Bridget died in 1517 and was buried at the priory. However, the exact location of her grave was lost due to the Dissolution of the Monasteries by her nephew, Henry VIII.


8 comments:

  1. Great article. Thanks for posting.

    ReplyDelete
    Replies
    1. I'm glad you enjoyed it! Thanks for stopping by, Bonnie. :-D

      Delete
  2. Thank you for posting this great article. I only remembered that Elizabeth had a lot of daughters!

    ReplyDelete
    Replies
    1. More than I can imagine having! ;-)
      Thanks for stopping by my blog.
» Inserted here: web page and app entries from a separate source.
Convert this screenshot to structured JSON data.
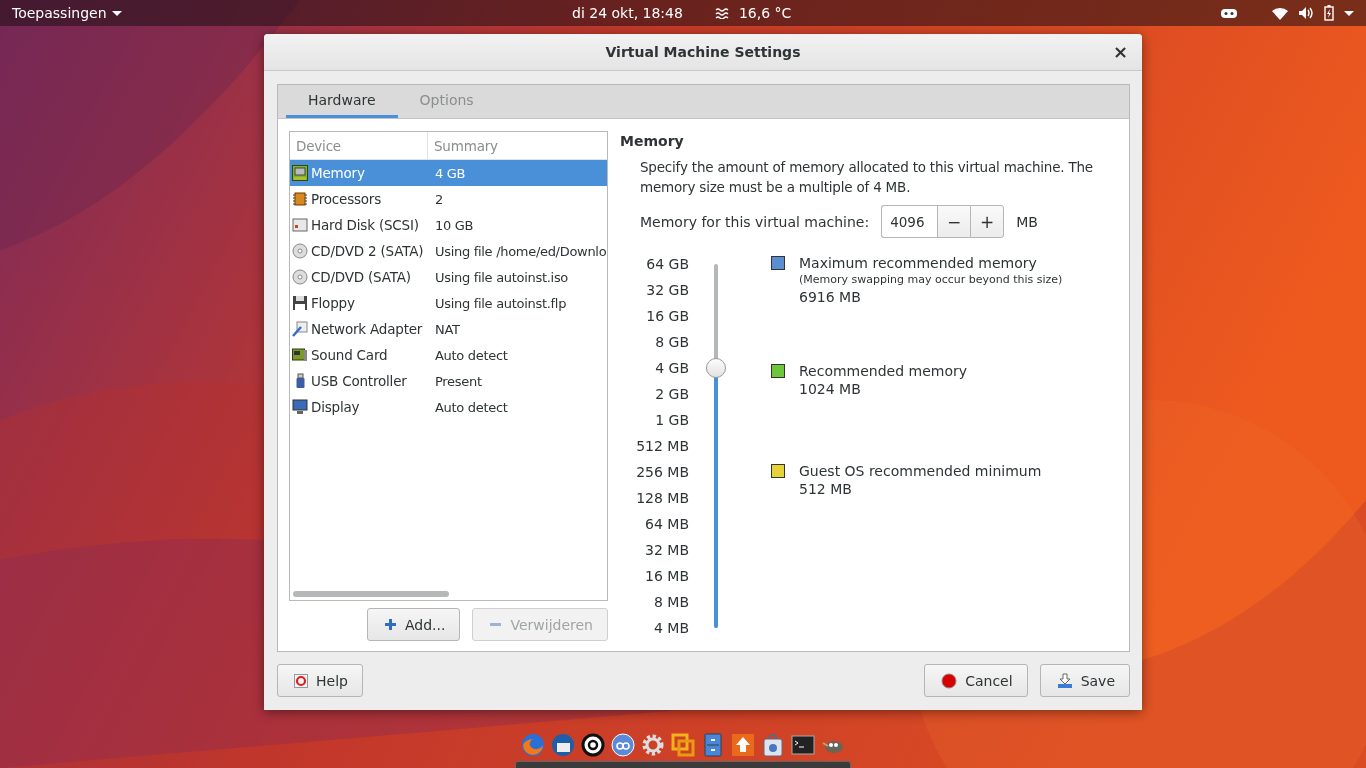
{
  "top_bar": {
    "menu": "Toepassingen",
    "clock": "di 24 okt, 18:48",
    "weather": "16,6 °C"
  },
  "window": {
    "title": "Virtual Machine Settings",
    "close": "×"
  },
  "tabs": [
    {
      "label": "Hardware",
      "selected": true
    },
    {
      "label": "Options",
      "selected": false
    }
  ],
  "device_list": {
    "columns": [
      "Device",
      "Summary"
    ],
    "rows": [
      {
        "kind": "memory",
        "device": "Memory",
        "summary": "4 GB",
        "selected": true
      },
      {
        "kind": "processor",
        "device": "Processors",
        "summary": "2",
        "selected": false
      },
      {
        "kind": "disk",
        "device": "Hard Disk (SCSI)",
        "summary": "10 GB",
        "selected": false
      },
      {
        "kind": "cd",
        "device": "CD/DVD 2 (SATA)",
        "summary": "Using file /home/ed/Downlo",
        "selected": false
      },
      {
        "kind": "cd",
        "device": "CD/DVD (SATA)",
        "summary": "Using file autoinst.iso",
        "selected": false
      },
      {
        "kind": "floppy",
        "device": "Floppy",
        "summary": "Using file autoinst.flp",
        "selected": false
      },
      {
        "kind": "network",
        "device": "Network Adapter",
        "summary": "NAT",
        "selected": false
      },
      {
        "kind": "sound",
        "device": "Sound Card",
        "summary": "Auto detect",
        "selected": false
      },
      {
        "kind": "usb",
        "device": "USB Controller",
        "summary": "Present",
        "selected": false
      },
      {
        "kind": "display",
        "device": "Display",
        "summary": "Auto detect",
        "selected": false
      }
    ]
  },
  "list_buttons": [
    {
      "kind": "add",
      "label": "Add...",
      "disabled": false
    },
    {
      "kind": "remove",
      "label": "Verwijderen",
      "disabled": true
    }
  ],
  "memory": {
    "heading": "Memory",
    "description": "Specify the amount of memory allocated to this virtual machine. The memory size must be a multiple of 4 MB.",
    "field_label": "Memory for this virtual machine:",
    "value": "4096",
    "minus": "−",
    "plus": "+",
    "unit": "MB",
    "scale": [
      "64 GB",
      "32 GB",
      "16 GB",
      "8 GB",
      "4 GB",
      "2 GB",
      "1 GB",
      "512 MB",
      "256 MB",
      "128 MB",
      "64 MB",
      "32 MB",
      "16 MB",
      "8 MB",
      "4 MB"
    ],
    "level": 0.714,
    "legend": [
      {
        "label": "Maximum recommended memory",
        "note": "(Memory swapping may occur beyond this size)",
        "value": "6916 MB",
        "color": "#5b8dd0"
      },
      {
        "label": "Recommended memory",
        "value": "1024 MB",
        "color": "#6cc73a"
      },
      {
        "label": "Guest OS recommended minimum",
        "value": "512 MB",
        "color": "#e8d23a"
      }
    ]
  },
  "footer_buttons": [
    {
      "kind": "help",
      "label": "Help"
    },
    {
      "kind": "cancel",
      "label": "Cancel"
    },
    {
      "kind": "save",
      "label": "Save"
    }
  ],
  "dock": [
    {
      "kind": "firefox"
    },
    {
      "kind": "thunderbird"
    },
    {
      "kind": "circle-a"
    },
    {
      "kind": "qb"
    },
    {
      "kind": "gear"
    },
    {
      "kind": "vm"
    },
    {
      "kind": "cabinet"
    },
    {
      "kind": "updater"
    },
    {
      "kind": "package"
    },
    {
      "kind": "terminal"
    },
    {
      "kind": "gimp"
    }
  ]
}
      Delete
  3. I'm sorry, but I get a bit peeved when people make out that the Yorkists were the 'last Plantagenets'. What about the descendents of Elizabeth, sister of Henry IV, or the myriad of descendant of the Plantagenet Kings? In fact, there was a blog post recently showing that even Henry Tudor was descended from Three of them, not just Edward III throught the Beauforts, but Henry III and Edward I through Margaret Beaufort's grandmother, Margaret Holland.

    ReplyDelete
    Replies
    1. Thank you for visiting my blog! I did not mean to imply that Henry did not descend from the Lancastrian branch of the Plantagenets and certainly never denied Elizabeth her Plantagenet princess status. Do you not refer to it as the Tudor dynasty? I think most 'new' dynasties are related by blood to the previous one. Even William the Conqueror had familial ties that led him on his invasion, yet we still divide history into different dynasties. Who would you consider the 'last' Plantagenet?

      Delete
  4. Very interesting post Samantha, thank you. Do you know where the, window is that depicts Bridget, that you have used? I'm trying to find out and am going around in ever decreasing circled :-)

    ReplyDelete
    Replies
    1. Great question, Bev. I have to admit that I had not carefully looked into this image's source before using it, so I had to dig a bit as well. It appears that it is a modern computer-generated image rather than a painting, as I had believed.

      Delete